Exercise description - Which lines of the material contain the word "pixel"? Show each one.

Supplied records -
******

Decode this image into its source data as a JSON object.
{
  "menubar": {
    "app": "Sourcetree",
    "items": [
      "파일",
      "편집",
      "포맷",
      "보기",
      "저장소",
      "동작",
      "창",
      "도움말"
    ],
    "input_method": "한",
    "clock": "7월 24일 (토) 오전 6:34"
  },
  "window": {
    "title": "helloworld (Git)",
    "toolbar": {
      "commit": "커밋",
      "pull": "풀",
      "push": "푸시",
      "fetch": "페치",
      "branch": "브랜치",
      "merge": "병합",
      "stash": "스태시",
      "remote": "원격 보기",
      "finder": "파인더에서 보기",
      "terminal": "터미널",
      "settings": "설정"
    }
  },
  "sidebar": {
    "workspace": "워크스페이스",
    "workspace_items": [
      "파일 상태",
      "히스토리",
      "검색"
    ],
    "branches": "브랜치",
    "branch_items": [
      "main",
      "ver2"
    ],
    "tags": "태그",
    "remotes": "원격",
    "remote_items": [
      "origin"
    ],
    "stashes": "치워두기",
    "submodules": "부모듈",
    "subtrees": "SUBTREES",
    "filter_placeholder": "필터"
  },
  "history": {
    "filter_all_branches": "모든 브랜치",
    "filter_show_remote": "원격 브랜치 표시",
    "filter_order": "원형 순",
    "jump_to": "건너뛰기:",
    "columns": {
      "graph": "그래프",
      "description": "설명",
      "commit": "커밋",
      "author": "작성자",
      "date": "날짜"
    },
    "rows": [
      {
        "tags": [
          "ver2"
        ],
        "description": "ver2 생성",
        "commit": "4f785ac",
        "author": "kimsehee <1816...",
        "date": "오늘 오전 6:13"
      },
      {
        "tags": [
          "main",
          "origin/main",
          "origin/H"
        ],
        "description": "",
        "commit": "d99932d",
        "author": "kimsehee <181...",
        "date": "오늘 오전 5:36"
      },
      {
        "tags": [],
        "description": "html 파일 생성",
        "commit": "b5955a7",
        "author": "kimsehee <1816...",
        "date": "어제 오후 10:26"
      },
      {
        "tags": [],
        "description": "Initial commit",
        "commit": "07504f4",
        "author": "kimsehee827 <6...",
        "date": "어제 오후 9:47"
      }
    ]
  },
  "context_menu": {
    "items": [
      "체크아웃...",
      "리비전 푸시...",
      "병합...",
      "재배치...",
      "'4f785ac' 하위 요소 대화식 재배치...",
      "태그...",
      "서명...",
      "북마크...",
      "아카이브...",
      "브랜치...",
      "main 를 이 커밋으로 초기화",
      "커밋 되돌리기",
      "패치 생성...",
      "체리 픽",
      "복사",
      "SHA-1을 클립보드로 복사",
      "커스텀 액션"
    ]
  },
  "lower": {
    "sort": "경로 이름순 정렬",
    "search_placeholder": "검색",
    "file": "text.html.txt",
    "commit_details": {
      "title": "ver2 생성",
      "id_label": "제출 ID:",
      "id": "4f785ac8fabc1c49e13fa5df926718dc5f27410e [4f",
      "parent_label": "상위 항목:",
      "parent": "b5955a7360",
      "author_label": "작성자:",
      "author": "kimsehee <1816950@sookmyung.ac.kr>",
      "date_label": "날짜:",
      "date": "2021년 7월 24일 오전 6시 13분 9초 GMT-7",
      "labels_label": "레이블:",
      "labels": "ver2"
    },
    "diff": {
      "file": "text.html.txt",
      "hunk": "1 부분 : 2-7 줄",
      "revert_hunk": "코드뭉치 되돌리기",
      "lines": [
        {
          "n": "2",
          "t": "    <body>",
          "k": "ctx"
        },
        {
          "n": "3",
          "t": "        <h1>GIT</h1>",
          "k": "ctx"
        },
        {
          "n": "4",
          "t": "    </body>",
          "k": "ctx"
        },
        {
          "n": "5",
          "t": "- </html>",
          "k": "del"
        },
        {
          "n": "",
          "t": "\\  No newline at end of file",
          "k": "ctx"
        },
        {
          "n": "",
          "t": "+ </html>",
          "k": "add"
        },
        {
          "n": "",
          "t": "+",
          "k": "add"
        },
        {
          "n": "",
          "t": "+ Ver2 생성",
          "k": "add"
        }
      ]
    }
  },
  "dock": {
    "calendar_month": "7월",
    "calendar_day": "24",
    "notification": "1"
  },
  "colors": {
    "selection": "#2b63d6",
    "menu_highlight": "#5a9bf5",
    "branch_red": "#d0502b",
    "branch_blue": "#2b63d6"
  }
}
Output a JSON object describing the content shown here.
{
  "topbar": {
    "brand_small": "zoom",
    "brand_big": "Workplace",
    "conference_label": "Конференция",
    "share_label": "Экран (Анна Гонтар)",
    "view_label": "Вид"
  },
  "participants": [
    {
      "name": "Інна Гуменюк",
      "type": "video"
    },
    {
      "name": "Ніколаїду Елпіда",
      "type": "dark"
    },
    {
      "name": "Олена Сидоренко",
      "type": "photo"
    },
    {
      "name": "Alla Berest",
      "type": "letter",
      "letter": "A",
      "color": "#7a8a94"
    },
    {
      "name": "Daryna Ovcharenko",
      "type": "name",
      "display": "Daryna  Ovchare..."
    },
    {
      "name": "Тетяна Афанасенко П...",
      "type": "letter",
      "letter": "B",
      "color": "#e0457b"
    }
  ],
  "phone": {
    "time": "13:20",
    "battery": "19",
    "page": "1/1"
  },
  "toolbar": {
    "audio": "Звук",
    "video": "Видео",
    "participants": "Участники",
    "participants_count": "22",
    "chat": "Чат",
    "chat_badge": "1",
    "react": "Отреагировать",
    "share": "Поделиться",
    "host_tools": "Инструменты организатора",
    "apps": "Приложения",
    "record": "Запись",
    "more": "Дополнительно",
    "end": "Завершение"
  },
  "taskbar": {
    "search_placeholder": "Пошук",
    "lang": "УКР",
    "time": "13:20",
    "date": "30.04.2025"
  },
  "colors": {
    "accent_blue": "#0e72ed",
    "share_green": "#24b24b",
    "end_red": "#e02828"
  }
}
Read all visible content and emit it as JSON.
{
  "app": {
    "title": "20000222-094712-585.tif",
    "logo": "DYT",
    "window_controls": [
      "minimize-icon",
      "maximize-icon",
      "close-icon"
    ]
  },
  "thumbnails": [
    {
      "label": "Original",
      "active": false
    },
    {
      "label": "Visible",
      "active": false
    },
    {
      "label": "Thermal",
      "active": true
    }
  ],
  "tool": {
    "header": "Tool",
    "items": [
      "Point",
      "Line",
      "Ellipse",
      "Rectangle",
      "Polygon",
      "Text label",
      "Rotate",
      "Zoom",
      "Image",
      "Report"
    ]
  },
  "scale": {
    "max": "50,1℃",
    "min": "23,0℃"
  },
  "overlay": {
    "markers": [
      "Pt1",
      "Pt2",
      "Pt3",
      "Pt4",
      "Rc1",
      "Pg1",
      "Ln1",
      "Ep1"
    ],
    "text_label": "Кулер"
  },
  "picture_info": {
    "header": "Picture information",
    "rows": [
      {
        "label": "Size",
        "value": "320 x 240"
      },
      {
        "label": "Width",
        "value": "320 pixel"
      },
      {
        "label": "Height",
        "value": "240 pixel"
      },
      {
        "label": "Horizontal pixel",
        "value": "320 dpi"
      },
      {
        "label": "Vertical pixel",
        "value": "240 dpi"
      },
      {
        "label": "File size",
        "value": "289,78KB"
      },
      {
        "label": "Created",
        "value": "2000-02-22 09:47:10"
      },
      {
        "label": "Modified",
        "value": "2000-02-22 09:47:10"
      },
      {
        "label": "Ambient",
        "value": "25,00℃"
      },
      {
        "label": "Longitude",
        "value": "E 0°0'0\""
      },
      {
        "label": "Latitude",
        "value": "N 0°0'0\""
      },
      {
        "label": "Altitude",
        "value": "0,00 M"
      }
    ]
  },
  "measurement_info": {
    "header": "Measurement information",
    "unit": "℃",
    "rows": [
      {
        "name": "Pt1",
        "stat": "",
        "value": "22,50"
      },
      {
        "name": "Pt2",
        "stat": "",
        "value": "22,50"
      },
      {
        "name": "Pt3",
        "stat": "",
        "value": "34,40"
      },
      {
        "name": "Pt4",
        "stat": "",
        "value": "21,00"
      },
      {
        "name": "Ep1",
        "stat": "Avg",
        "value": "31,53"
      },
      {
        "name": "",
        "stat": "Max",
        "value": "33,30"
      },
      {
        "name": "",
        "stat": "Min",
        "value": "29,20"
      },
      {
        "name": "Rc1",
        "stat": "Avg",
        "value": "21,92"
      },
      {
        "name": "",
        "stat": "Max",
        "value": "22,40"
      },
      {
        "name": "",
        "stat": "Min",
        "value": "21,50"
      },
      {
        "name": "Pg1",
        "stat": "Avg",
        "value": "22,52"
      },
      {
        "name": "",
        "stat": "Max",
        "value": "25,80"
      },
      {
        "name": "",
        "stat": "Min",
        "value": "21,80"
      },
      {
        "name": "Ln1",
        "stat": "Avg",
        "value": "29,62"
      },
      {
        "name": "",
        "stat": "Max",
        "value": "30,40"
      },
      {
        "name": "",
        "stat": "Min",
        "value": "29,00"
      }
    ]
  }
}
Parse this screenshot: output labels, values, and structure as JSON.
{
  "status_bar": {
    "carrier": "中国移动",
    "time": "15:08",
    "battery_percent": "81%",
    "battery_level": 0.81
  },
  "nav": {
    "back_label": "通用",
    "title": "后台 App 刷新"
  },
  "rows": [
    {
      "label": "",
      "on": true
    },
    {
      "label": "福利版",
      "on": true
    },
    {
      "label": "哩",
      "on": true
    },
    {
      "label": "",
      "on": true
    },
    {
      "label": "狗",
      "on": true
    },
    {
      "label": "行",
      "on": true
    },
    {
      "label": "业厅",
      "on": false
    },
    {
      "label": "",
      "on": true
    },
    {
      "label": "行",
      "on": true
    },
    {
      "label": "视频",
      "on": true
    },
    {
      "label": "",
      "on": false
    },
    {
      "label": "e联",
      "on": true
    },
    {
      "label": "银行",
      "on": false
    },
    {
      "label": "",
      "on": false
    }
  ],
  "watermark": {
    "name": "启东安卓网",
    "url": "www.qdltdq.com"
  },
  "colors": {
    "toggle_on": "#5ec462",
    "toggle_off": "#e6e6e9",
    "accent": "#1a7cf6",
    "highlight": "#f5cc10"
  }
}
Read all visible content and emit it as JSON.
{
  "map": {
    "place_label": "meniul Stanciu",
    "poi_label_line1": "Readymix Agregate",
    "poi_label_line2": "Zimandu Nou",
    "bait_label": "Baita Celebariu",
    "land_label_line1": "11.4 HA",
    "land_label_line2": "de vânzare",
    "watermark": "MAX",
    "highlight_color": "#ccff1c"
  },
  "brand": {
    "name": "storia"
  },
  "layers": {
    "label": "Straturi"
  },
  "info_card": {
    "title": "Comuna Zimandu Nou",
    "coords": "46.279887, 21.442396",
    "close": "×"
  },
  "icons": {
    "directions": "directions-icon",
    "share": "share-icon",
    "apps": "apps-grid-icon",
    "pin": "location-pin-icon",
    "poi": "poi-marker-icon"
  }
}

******

Expected answer -
        "value": "320 pixel"
        "value": "240 pixel"
        "label": "Horizontal pixel",
        "label": "Vertical pixel",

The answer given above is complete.